The Industrial Revolution ushered in great advancements in production and manufacturing. It also led to child labor, 16-hour workdays, sweatshops, physical punishment for slow workers, and countless life-threatening injuries and deaths. Expanding the bottom line was management's top priority. Workers were a means to an end, and easily replaced by the next desperate soul on the assembly line.
These days, companies understand the value of human capital but many still fail to grasp the importance of employee well-being. You may not be working your employees to death 1800's style, but if you don't have an Employee Assistance Program in place, have yet to implement stress reduction initiatives at work, or are oblivious to signs of burnout, you are risking the well-being of your staff and your company. This in turn will impact your productivity and your bottom line.
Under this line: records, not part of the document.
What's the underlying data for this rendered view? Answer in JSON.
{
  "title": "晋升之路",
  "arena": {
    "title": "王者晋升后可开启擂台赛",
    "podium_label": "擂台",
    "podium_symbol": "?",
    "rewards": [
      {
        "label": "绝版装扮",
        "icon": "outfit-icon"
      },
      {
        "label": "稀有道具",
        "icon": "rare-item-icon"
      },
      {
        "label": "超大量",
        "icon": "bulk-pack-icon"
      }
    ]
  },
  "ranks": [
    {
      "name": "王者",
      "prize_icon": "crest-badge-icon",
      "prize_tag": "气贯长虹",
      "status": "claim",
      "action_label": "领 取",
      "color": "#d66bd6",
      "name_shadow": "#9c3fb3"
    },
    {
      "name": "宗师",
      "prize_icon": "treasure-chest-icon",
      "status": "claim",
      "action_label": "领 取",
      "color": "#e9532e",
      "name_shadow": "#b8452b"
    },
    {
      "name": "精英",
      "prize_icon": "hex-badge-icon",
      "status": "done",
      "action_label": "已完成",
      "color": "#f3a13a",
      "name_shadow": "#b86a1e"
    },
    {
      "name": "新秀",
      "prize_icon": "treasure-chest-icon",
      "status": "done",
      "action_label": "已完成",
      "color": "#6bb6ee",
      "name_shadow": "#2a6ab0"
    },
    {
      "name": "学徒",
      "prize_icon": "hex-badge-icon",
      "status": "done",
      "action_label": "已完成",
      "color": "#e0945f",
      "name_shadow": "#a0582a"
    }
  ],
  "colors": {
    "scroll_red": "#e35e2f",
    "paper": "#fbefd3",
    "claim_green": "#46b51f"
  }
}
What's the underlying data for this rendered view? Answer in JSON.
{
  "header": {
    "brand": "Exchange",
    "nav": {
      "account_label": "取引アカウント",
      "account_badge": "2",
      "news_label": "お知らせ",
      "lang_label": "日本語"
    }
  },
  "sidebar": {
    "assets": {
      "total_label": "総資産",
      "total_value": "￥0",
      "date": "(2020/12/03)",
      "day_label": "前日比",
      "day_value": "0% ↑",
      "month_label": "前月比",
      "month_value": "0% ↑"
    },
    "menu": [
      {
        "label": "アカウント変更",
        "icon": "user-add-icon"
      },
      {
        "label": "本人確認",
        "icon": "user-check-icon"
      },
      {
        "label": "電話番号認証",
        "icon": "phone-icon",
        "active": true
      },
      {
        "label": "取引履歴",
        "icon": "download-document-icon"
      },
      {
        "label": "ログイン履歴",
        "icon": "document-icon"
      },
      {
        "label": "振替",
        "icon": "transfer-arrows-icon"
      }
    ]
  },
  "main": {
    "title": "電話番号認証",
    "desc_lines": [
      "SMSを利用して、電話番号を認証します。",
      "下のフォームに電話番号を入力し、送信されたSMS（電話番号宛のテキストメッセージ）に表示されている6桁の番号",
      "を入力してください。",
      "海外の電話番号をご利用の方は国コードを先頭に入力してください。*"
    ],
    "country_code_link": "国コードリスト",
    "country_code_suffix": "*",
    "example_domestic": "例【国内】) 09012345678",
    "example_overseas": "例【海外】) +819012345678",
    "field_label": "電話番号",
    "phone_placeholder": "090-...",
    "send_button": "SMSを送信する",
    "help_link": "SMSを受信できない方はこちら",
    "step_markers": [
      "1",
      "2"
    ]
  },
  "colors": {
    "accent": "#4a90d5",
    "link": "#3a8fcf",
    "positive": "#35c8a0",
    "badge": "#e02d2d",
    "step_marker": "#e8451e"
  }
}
The job of a firefighters and police officer comes with a great deal of pressure, but stress isn't limited to those who work in physically dangerous occupations or who face trauma on a regular basis. Jobs that involve strict deadlines, high-risk decisions, working with the public or in the public eye can all take a physical, emotional, and mental toll on an employee. And while these stressors are simply part of the job and generally uncontrollable, we are barely scratching the stress factor surface. Role confusion, micromanagement, a competitive job environment, and workplace bullying are just a few examples of issues that many employees face on a daily basis - issues that management may not even be aware of.
Managers who see stress as an employee problem are not seeing the big picture. As a manager, you may not have power over an employee's level of resilience, but you can help develop it. The type of coping mechanism employees choose to use may be outside of your control, but you can offer to teach them healthy alternatives. Here's a harrowing truth: Anything that affects your employees will affect you. This means stress isn't just an employee problem; it's also your problem.
The first step to reducing employee burnout and its impact on the company is to understand the different factors that can contribute to stress. The ultimate goal of this Well-being at Work series is to help you nip stress issues in the bud before they reach an unhealthy level.
The Happy Employee
Well-being sounds like a fancy, new-age kind of word. Like emotional intelligence and self-esteem, well-being is a broad concept that can represent and include many things. It encompasses physical, mental, emotional, and social well-being. It takes into account everything from healthy personal relationships to a good night's rest, fun hobbies, and a fulfilling career. Moreover, well-being extends far beyond financial prosperity. So when philosophers in long robes or yogis in loin cloths sagely declared that money can't buy happiness, they weren't just spouting cryptic nonsense.
In a nutshell, well-being is a state of being happy, healthy, and prosperous. At the bare minimum, it's a satisfactory condition of existence. However, in order to truly grasp what well-being is, you also need to understand what it isn't: Well-being is NOT the absence of stress. Why? Because stress can be healthy, at least to some degree. It gives us a motivational push or the momentum to take action and to keep trying. It's only when stress reaches an unhealthy level that it starts to affect our well-being.
Well-being at work is composed of two main factors (aside from coffee and muffins in the break room): Job satisfaction and emotional well-being. Not surprisingly, both of these factors are positively correlated with job performance. If you're thinking that salary probably plays a role in job satisfaction as well, you are correct, but it's only part of the well-being puzzle. A cashier who gets paid minimum wage could be just as fulfilled by her job, if not more so, than a high-powered executive with a six-figure paycheck.
So how important is job satisfaction? Research reveals that satisfied employees are:
Research has linked emotional wellbeing with:
A happy employee is a productive employee, plain and simple. High job satisfaction and emotional well-being means that employees are committed to their job, effective at dealing with clients, and better problem-solvers, all of which benefits their performance and the success of the company as a whole.